There’s more to life than traffic. Here are my survival tips.
- Plan your schedule around your commute. Play with your commute times to find what works best for you. I’ve found that in order to have a flowing commute, I need to leave my house before 7 a.m. or after 9:30 a.m. Otherwise, I can plan on a minimum 45 minute commute. I’m trying to become more of an early bird in order to maximize the time in my day. In the afternoon, it’s best to leave no later than 4:40 p.m., though that rarely happens.
- Find new routes. Humans are creatures of habit and most of us will take the same route to/from work each day. Get out of your comfort zone and find new routes for your commute. Chances are they may be faster or less frustrating! You can use an app like Waze, navigate new roads via Google Maps or take a walk/run/bike ride to learn new streets.

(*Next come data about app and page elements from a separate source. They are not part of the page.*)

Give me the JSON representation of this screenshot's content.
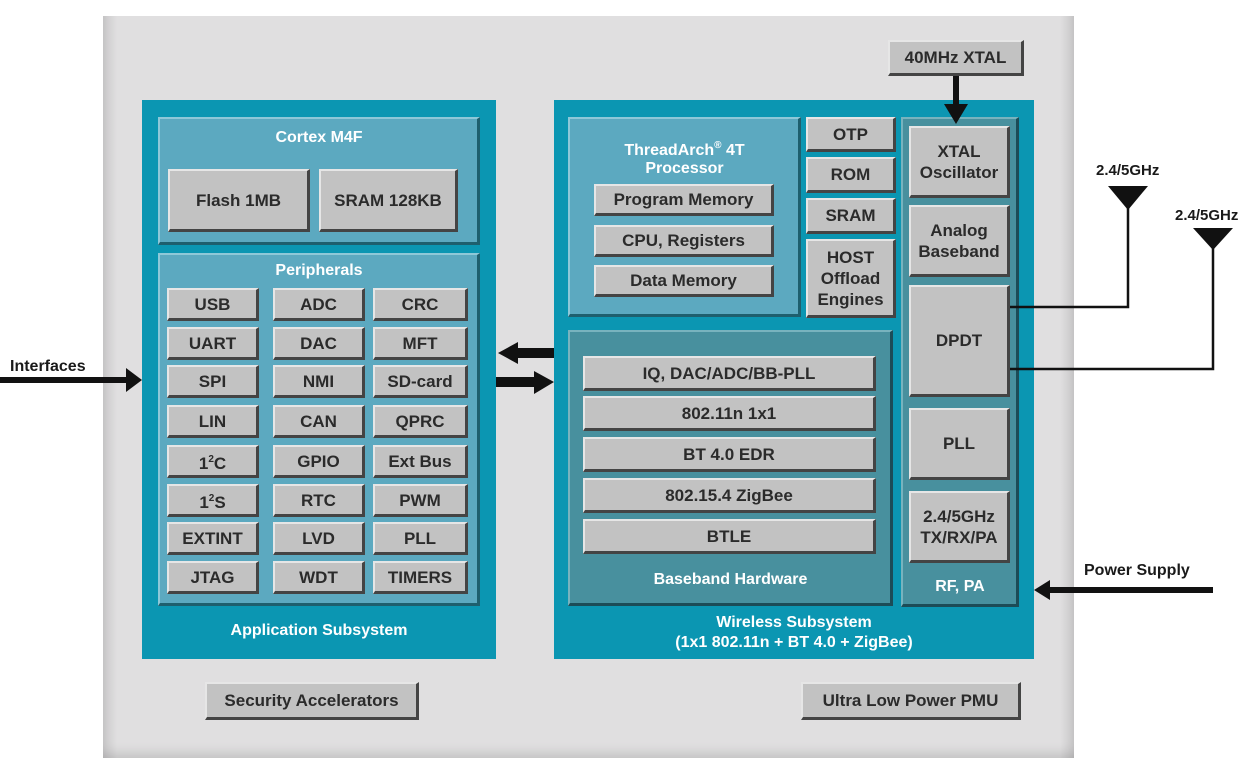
{
  "external": {
    "xtal": "40MHz XTAL",
    "interfaces": "Interfaces",
    "power_supply": "Power Supply",
    "antenna_1": "2.4/5GHz",
    "antenna_2": "2.4/5GHz"
  },
  "application_subsystem": {
    "title": "Application Subsystem",
    "cortex": {
      "title": "Cortex M4F",
      "flash": "Flash 1MB",
      "sram": "SRAM 128KB"
    },
    "peripherals": {
      "title": "Peripherals",
      "items": [
        "USB",
        "ADC",
        "CRC",
        "UART",
        "DAC",
        "MFT",
        "SPI",
        "NMI",
        "SD-card",
        "LIN",
        "CAN",
        "QPRC",
        "I2C",
        "GPIO",
        "Ext Bus",
        "I2S",
        "RTC",
        "PWM",
        "EXTINT",
        "LVD",
        "PLL",
        "JTAG",
        "WDT",
        "TIMERS"
      ],
      "i2c_base": "1",
      "i2c_sup": "2",
      "i2c_suffix": "C",
      "i2s_base": "1",
      "i2s_sup": "2",
      "i2s_suffix": "S"
    }
  },
  "wireless_subsystem": {
    "title_line1": "Wireless Subsystem",
    "title_line2": "(1x1 802.11n + BT 4.0 + ZigBee)",
    "processor": {
      "title_line1": "ThreadArch",
      "title_reg": "®",
      "title_suffix": " 4T",
      "title_line2": "Processor",
      "items": [
        "Program Memory",
        "CPU, Registers",
        "Data Memory"
      ]
    },
    "memory": {
      "otp": "OTP",
      "rom": "ROM",
      "sram": "SRAM",
      "host_line1": "HOST",
      "host_line2": "Offload",
      "host_line3": "Engines"
    },
    "baseband": {
      "title": "Baseband Hardware",
      "items": [
        "IQ, DAC/ADC/BB-PLL",
        "802.11n 1x1",
        "BT 4.0 EDR",
        "802.15.4 ZigBee",
        "BTLE"
      ]
    },
    "rf": {
      "title": "RF, PA",
      "xtal_osc_line1": "XTAL",
      "xtal_osc_line2": "Oscillator",
      "analog_line1": "Analog",
      "analog_line2": "Baseband",
      "dpdt": "DPDT",
      "pll": "PLL",
      "txrx_line1": "2.4/5GHz",
      "txrx_line2": "TX/RX/PA"
    }
  },
  "chip_blocks": {
    "security": "Security Accelerators",
    "pmu": "Ultra Low Power PMU"
  }
}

- Stay alert and aware. When you’re checking email or texting while driving, you cannot fully focus on what’s happening around you. Don’t be that swervy driver; drive with intent. Staying alert and aware will ensure you never miss a turn light, while gleaning you extra opportunities to pass someone, take a detour or notice dangers ahead. I hate getting stuck behind someone who is completely oblivious to what’s happening behind them. Especially when that person is the slow one in the fast lane, or driving next to another car on a two-lane road. Get out of the way!

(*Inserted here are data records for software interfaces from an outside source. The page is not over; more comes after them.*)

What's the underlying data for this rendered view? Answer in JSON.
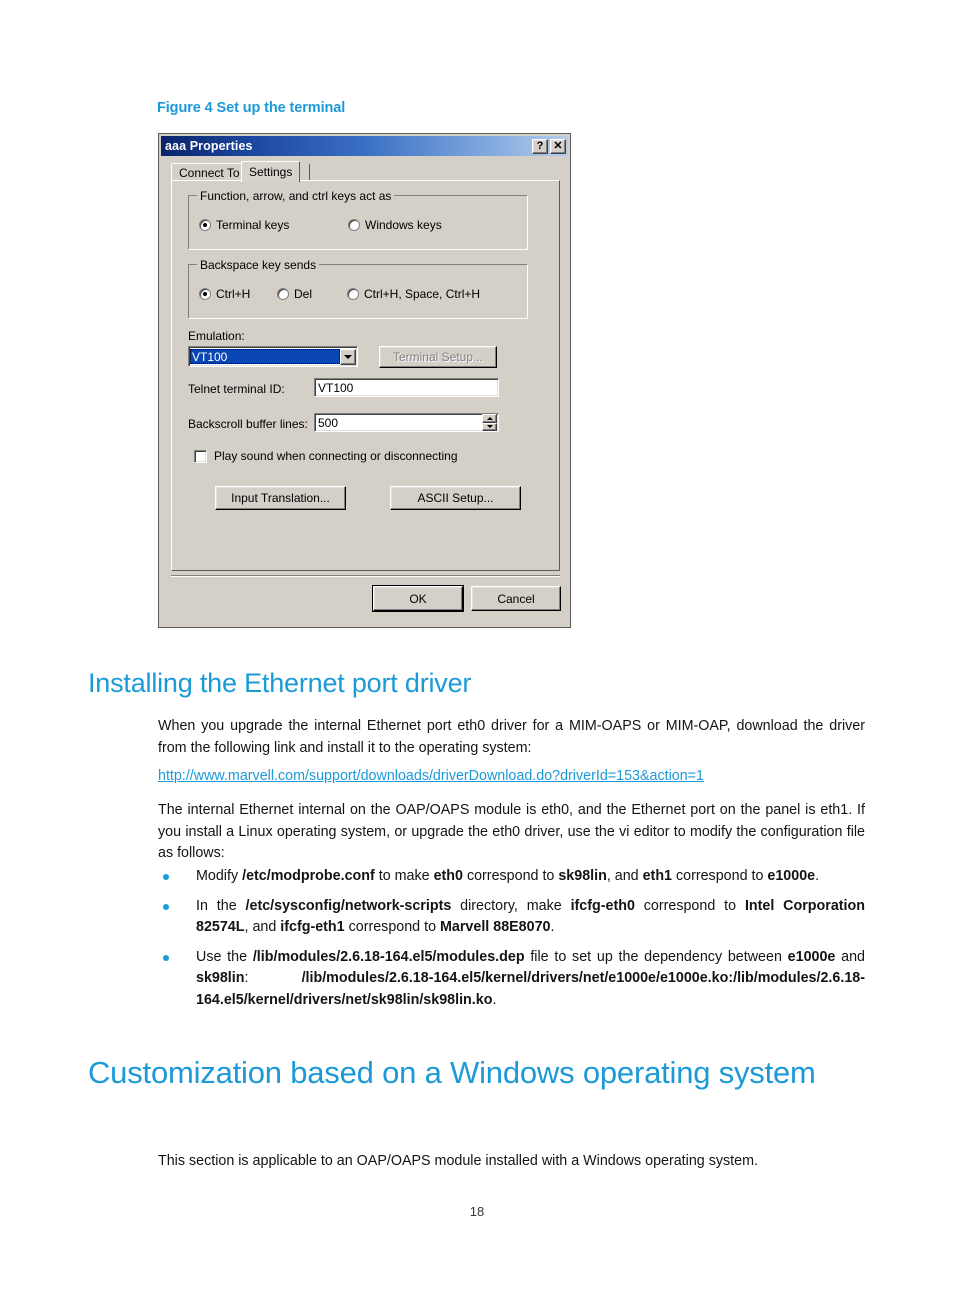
{
  "page": {
    "number": "18"
  },
  "figure": {
    "caption": "Figure 4 Set up the terminal",
    "caption_color": "#1B9AD7"
  },
  "dialog": {
    "title": "aaa Properties",
    "titlebar_buttons": [
      {
        "name": "help-button",
        "glyph": "?"
      },
      {
        "name": "close-button",
        "glyph": "✕"
      }
    ],
    "tabs": [
      {
        "label": "Connect To",
        "active": false
      },
      {
        "label": "Settings",
        "active": true
      }
    ],
    "group_function_keys": {
      "label": "Function, arrow, and ctrl keys act as",
      "options": [
        {
          "label": "Terminal keys",
          "selected": true
        },
        {
          "label": "Windows keys",
          "selected": false
        }
      ]
    },
    "group_backspace": {
      "label": "Backspace key sends",
      "options": [
        {
          "label": "Ctrl+H",
          "selected": true
        },
        {
          "label": "Del",
          "selected": false
        },
        {
          "label": "Ctrl+H, Space, Ctrl+H",
          "selected": false
        }
      ]
    },
    "emulation": {
      "label": "Emulation:",
      "value": "VT100",
      "terminal_setup_button": "Terminal Setup...",
      "terminal_setup_disabled": true
    },
    "telnet_terminal_id": {
      "label": "Telnet terminal ID:",
      "value": "VT100"
    },
    "backscroll_buffer_lines": {
      "label": "Backscroll buffer lines:",
      "value": "500"
    },
    "play_sound": {
      "label": "Play sound when connecting or disconnecting",
      "checked": false
    },
    "buttons": {
      "input_translation": "Input Translation...",
      "ascii_setup": "ASCII Setup...",
      "ok": "OK",
      "cancel": "Cancel"
    }
  },
  "sections": {
    "heading1": "Installing the Ethernet port driver",
    "paragraph1": "When you upgrade the internal Ethernet port eth0 driver for a MIM-OAPS or MIM-OAP, download the driver from the following link and install it to the operating system:",
    "link": "http://www.marvell.com/support/downloads/driverDownload.do?driverId=153&action=1",
    "paragraph2": "The internal Ethernet internal on the OAP/OAPS module is eth0, and the Ethernet port on the panel is eth1. If you install a Linux operating system, or upgrade the eth0 driver, use the vi editor to modify the configuration file as follows:",
    "bullets": [
      {
        "parts": [
          {
            "text": "Modify ",
            "bold": false
          },
          {
            "text": "/etc/modprobe.conf",
            "bold": true
          },
          {
            "text": " to make ",
            "bold": false
          },
          {
            "text": "eth0",
            "bold": true
          },
          {
            "text": " correspond to ",
            "bold": false
          },
          {
            "text": "sk98lin",
            "bold": true
          },
          {
            "text": ", and ",
            "bold": false
          },
          {
            "text": "eth1",
            "bold": true
          },
          {
            "text": " correspond to ",
            "bold": false
          },
          {
            "text": "e1000e",
            "bold": true
          },
          {
            "text": ".",
            "bold": false
          }
        ]
      },
      {
        "parts": [
          {
            "text": "In the ",
            "bold": false
          },
          {
            "text": "/etc/sysconfig/network-scripts",
            "bold": true
          },
          {
            "text": " directory, make ",
            "bold": false
          },
          {
            "text": "ifcfg-eth0",
            "bold": true
          },
          {
            "text": " correspond to ",
            "bold": false
          },
          {
            "text": "Intel Corporation 82574L",
            "bold": true
          },
          {
            "text": ", and ",
            "bold": false
          },
          {
            "text": "ifcfg-eth1",
            "bold": true
          },
          {
            "text": " correspond to ",
            "bold": false
          },
          {
            "text": "Marvell 88E8070",
            "bold": true
          },
          {
            "text": ".",
            "bold": false
          }
        ]
      },
      {
        "parts": [
          {
            "text": "Use the ",
            "bold": false
          },
          {
            "text": "/lib/modules/2.6.18-164.el5/modules.dep",
            "bold": true
          },
          {
            "text": " file to set up the dependency between ",
            "bold": false
          },
          {
            "text": "e1000e",
            "bold": true
          },
          {
            "text": " and ",
            "bold": false
          },
          {
            "text": "sk98lin",
            "bold": true
          },
          {
            "text": ": ",
            "bold": false
          },
          {
            "text": "/lib/modules/2.6.18-164.el5/kernel/drivers/net/e1000e/e1000e.ko:/lib/modules/2.6.18-164.el5/kernel/drivers/net/sk98lin/sk98lin.ko",
            "bold": true
          },
          {
            "text": ".",
            "bold": false
          }
        ]
      }
    ],
    "heading2": "Customization based on a Windows operating system",
    "paragraph3": "This section is applicable to an OAP/OAPS module installed with a Windows operating system."
  }
}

- Arm yourself with audiobooks, podcasts and calming music. High energy or aggressive music only bottles up my energy in traffic and makes me road ragey. An audiobook helps me channel my nervous traffic energy better and at least make me feel as if I’m using my time productively. I use Audible and Spotify religiously.
- Take an alternative commute. Telecommute, carpool, take public transportation, ride your bike! The Clean Air Campaign offers a variety of incentives and resources to help you. Many employers may also offer incentives or subsidies for things like MARTA passes or vanpool rentals.
What helps you survive a hellish commute?
Do you have any audiobooks or podcasts to recommend?